Say you are a Department of Defense civilian worker who tried to get ahead of the curve by taking your mandated 11 days of furlough  as quickly as possible.

If so, you were likely chagrined to learn this week that Defense Secretary Chuck Hagel has reduced the number of furlough days required because of sequestration from 11 to six.

(Brendan Smialowski/AFP-Getty) - Defense Secretary Chuck Hagel talks furloughs during a town hall-style meeting on May 14. Defense Secretary Chuck Hagel talks about furloughs during a town hall-style meeting May 14. (Brendan Smialowski/AFP/Getty Images)

The great majority of the 640,000 civilian Defense workers subject to furlough have been taking one day off without pay per week since furloughs began July 8, meaning they will not take their sixth day until next week.

But because local installations and commanders had discretion on how furloughs could be taken, some employees have already taken more than six days.

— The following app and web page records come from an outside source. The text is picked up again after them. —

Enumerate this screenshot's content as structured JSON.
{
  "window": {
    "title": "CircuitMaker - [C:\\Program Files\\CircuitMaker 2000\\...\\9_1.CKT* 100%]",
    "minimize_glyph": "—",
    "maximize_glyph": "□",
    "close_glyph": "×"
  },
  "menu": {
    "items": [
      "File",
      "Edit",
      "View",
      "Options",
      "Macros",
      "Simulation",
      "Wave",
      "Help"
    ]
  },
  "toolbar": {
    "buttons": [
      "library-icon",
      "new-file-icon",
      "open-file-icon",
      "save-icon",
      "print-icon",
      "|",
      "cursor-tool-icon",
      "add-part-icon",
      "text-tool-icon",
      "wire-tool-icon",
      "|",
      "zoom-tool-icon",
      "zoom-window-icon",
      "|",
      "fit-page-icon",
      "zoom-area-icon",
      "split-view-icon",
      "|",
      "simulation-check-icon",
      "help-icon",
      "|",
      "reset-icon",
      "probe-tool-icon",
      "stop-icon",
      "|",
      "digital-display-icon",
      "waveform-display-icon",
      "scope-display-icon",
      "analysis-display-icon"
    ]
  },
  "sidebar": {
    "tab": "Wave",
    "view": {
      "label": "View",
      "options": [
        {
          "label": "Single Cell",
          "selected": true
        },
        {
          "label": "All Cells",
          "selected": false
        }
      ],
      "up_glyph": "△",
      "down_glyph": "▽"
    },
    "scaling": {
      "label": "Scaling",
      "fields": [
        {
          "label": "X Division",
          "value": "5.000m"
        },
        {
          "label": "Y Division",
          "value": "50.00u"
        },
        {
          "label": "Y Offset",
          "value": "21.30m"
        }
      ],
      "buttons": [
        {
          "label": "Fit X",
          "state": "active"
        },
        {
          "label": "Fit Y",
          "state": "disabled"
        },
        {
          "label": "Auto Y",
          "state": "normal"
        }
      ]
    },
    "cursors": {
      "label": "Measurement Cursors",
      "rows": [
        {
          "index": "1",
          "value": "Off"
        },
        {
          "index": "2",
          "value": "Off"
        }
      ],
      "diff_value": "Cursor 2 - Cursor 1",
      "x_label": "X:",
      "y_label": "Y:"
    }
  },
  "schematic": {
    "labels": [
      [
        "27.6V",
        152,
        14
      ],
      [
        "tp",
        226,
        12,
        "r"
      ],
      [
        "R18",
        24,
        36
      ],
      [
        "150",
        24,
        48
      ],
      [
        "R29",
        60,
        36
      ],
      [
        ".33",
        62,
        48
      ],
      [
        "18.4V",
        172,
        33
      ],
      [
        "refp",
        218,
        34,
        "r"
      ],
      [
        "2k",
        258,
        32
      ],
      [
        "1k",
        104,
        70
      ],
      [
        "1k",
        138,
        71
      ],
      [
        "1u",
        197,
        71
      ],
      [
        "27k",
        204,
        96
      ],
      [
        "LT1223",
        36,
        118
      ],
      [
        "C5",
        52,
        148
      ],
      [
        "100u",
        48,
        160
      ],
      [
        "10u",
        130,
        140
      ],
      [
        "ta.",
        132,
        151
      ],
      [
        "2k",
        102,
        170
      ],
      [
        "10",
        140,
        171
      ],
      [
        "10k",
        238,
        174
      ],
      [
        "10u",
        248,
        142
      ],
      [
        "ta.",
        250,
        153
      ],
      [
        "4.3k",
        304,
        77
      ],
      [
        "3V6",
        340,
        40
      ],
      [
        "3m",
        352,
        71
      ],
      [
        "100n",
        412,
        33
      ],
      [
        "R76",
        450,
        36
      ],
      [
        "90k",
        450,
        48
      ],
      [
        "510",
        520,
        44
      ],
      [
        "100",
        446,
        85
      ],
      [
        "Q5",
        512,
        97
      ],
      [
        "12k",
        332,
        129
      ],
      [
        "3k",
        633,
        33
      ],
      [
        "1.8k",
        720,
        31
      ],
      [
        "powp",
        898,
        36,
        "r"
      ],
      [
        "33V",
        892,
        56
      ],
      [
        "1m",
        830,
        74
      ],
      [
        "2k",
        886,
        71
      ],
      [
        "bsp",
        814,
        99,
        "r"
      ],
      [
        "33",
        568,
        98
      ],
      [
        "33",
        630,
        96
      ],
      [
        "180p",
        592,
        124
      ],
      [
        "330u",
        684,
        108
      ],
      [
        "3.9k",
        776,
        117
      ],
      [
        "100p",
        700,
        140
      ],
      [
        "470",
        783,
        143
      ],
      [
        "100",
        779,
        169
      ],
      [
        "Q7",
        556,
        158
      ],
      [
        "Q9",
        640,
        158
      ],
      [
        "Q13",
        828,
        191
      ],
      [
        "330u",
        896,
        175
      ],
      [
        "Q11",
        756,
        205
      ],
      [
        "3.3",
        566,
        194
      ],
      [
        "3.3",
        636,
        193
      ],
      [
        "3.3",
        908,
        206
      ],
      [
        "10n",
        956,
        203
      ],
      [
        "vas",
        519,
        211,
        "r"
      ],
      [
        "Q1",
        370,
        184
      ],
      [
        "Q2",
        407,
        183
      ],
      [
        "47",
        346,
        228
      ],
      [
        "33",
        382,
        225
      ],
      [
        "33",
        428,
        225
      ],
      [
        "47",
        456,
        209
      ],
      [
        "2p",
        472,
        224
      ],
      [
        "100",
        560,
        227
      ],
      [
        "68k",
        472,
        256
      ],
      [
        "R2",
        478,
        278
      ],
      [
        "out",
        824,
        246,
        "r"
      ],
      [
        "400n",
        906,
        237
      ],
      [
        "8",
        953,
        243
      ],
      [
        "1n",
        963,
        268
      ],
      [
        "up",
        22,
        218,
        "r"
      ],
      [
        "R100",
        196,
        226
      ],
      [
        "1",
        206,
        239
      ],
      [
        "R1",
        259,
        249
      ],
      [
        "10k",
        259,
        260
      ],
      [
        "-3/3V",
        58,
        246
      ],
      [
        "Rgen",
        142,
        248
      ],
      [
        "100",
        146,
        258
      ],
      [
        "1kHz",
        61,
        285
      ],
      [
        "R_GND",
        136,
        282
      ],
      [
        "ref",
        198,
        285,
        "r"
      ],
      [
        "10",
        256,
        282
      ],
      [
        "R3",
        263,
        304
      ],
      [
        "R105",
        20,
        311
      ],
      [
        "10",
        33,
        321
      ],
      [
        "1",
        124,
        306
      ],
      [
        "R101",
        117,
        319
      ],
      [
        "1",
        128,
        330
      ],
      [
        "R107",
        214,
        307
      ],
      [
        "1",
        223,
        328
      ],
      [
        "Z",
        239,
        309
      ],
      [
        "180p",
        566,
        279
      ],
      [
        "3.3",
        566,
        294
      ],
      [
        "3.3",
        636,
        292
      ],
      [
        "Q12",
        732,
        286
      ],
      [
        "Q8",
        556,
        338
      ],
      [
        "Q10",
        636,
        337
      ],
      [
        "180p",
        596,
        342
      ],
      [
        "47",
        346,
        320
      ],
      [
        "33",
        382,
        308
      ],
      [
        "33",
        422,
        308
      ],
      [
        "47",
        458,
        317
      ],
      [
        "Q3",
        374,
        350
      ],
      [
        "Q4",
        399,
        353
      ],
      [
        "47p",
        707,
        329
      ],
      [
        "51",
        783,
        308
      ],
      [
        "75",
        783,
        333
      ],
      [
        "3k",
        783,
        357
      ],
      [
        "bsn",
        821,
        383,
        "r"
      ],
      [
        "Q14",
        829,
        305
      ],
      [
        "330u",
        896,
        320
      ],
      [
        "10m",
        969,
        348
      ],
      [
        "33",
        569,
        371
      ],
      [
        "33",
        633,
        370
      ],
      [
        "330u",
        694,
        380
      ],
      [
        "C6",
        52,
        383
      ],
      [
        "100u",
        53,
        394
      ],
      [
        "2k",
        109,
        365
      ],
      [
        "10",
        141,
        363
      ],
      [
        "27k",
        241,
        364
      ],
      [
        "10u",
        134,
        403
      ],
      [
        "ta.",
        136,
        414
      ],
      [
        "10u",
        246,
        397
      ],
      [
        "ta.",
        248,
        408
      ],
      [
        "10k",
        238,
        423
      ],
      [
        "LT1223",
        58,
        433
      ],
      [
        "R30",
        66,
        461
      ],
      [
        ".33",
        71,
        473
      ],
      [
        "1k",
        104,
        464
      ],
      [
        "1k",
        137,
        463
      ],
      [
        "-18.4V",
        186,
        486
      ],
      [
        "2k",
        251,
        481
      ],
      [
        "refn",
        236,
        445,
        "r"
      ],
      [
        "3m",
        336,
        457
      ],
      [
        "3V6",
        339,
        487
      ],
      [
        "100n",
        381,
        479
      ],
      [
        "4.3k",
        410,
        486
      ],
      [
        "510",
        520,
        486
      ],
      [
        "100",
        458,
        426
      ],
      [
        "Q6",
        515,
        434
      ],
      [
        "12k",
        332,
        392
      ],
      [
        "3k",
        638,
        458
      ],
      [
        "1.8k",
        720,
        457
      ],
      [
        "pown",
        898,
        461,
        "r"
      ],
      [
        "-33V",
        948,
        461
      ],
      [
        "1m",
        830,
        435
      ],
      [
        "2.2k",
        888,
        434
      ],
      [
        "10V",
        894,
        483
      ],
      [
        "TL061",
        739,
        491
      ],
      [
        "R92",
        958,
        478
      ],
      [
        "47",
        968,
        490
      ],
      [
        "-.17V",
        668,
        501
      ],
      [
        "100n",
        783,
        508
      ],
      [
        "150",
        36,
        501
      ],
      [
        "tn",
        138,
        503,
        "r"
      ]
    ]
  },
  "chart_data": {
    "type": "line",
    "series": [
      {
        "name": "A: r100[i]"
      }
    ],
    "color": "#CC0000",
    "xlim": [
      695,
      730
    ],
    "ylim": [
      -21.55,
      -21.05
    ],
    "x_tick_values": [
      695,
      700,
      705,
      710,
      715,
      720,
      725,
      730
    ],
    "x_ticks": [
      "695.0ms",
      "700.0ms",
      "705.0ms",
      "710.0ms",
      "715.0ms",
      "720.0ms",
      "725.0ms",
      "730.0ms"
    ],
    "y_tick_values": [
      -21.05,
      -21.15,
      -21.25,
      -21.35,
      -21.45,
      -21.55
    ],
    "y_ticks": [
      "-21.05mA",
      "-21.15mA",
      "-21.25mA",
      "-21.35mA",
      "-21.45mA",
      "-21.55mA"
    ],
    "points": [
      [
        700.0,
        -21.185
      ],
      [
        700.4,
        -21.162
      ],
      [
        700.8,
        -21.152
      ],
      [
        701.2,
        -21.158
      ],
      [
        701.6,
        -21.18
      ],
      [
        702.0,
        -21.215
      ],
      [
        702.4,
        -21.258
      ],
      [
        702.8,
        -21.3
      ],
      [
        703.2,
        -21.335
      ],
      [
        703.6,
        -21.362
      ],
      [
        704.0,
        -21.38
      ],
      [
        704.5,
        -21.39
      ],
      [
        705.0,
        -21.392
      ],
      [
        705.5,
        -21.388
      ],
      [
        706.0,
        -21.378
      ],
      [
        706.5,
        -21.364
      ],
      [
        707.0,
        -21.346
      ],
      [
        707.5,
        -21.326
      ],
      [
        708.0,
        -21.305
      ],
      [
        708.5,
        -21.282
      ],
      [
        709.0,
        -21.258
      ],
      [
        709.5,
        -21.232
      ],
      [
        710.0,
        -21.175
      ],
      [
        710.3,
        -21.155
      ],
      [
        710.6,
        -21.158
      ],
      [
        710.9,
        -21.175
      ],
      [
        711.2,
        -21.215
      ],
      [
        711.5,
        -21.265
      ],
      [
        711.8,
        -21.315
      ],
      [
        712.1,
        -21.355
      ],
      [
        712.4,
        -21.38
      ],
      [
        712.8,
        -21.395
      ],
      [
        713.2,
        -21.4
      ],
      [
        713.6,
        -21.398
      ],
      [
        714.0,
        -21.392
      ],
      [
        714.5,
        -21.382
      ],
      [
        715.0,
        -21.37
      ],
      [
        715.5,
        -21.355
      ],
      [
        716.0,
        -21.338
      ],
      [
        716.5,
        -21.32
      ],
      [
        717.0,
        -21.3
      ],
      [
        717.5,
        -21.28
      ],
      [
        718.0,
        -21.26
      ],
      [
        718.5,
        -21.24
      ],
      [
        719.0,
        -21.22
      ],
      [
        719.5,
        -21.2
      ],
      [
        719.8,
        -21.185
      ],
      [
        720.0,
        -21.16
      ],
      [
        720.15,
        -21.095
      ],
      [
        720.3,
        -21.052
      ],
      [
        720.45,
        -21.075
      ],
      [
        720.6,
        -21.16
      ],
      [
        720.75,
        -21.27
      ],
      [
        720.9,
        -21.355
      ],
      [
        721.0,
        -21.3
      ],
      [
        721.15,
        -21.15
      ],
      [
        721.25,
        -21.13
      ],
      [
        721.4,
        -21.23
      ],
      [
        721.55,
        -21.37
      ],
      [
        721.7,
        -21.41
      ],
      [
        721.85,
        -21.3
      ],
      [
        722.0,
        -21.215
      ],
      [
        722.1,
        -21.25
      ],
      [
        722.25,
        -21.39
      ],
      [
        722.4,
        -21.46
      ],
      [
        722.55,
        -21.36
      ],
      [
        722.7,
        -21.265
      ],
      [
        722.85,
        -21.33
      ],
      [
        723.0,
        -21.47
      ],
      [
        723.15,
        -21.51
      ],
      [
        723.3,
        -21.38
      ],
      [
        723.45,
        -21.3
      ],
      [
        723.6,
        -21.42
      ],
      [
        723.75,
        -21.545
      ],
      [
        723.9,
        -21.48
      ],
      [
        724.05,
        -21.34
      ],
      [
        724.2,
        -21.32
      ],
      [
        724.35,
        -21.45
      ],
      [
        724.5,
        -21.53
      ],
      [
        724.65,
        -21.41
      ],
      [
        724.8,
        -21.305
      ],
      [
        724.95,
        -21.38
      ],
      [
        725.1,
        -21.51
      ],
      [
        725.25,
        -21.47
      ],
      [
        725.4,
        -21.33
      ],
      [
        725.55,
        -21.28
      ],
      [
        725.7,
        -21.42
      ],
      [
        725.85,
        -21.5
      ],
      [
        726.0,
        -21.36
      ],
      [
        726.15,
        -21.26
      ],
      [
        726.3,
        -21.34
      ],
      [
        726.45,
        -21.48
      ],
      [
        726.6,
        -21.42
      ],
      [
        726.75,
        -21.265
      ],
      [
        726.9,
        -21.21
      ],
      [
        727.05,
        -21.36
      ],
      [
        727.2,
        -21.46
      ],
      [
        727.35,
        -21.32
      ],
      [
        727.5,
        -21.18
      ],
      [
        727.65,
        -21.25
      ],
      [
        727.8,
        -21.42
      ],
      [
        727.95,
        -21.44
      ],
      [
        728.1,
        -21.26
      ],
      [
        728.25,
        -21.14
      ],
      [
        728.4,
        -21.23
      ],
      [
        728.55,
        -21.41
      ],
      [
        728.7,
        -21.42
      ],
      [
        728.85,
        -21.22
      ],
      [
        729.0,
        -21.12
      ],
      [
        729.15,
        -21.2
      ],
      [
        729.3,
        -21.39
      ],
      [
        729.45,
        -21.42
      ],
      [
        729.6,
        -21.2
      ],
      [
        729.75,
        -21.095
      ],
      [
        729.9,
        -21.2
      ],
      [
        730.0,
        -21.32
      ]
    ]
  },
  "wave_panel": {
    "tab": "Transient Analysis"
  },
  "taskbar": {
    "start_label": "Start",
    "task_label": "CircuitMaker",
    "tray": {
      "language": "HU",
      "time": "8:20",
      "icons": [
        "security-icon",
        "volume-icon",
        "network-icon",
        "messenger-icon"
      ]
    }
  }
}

“There are at least limited number of persons in that situation,” said Jennifer D. Elzea, a department spokesperson, who added that no department-wide figure is available because many decisions were made at the local level.

“Our folks have heard of at least some instances here and there where this may have occurred,” said Tim Kaufmann, a spokesman for the American Federation of Government Employees. “It’s certainly not widespread.”

The Defense Department is pondering how to handle such cases. “No decision has been made yet how to compensate these folks,” Elzea said. “We’re certainly interested in doing what’s fair.”

One possibility is that the employees would be allowed to get pay for the extra days of furlough by substituting their annual leave.

Guidance to federal agencies from the Office of Personnel Management allows employees who have “proactively” taken more than the required number of furlough hours to substitute annual leave if the agency ends up cancelling some of the planned furlough.

“It may be handled at the local level, with commanders allowing them to convert the extra furlough days to annual leave,” Elzea said.

But the AFGE said this would unfairly require these employees to use up their annual leave. “We would press for those employees to be given full back pay and made whole,” said David Borer, general counsel for the union.